### 3.4 Regularized least squares

The RLS approach to the inversion problem is to find (essentially through a least-squares fit) the model
profile that best fits the data, subject to a smoothness penalty term, or regularization. More regularization
– a larger weighting for the penalty term – results in poorer spatial resolution (and potentially more
systematic error) but smaller uncertainties. In one such implementation (Schou et al., 1994), we minimize
with and being the radial and latitudinal tradeoff parameters. The RLS inversion has the
advantages of being computationally inexpensive and always (thanks to the second-derivative regularization,
which amounts to an a priori assumption of smoothness) providing some kind of estimate of the quantity of
interest even in locations that are not, strictly speaking, resolved by the data. In this method, the averaging

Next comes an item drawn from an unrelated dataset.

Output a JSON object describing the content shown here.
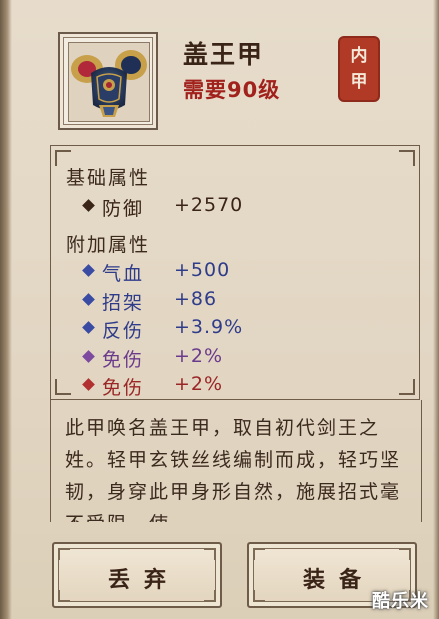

kernels can (but need not be) calculated from the coefficients in a separate step. They are not
guaranteed to be well localized, though they are forced to have a center of mass at the specified location
. Figure 11 illustrates typical averaging kernels for a 2dRLS inversion of an MDI data
set.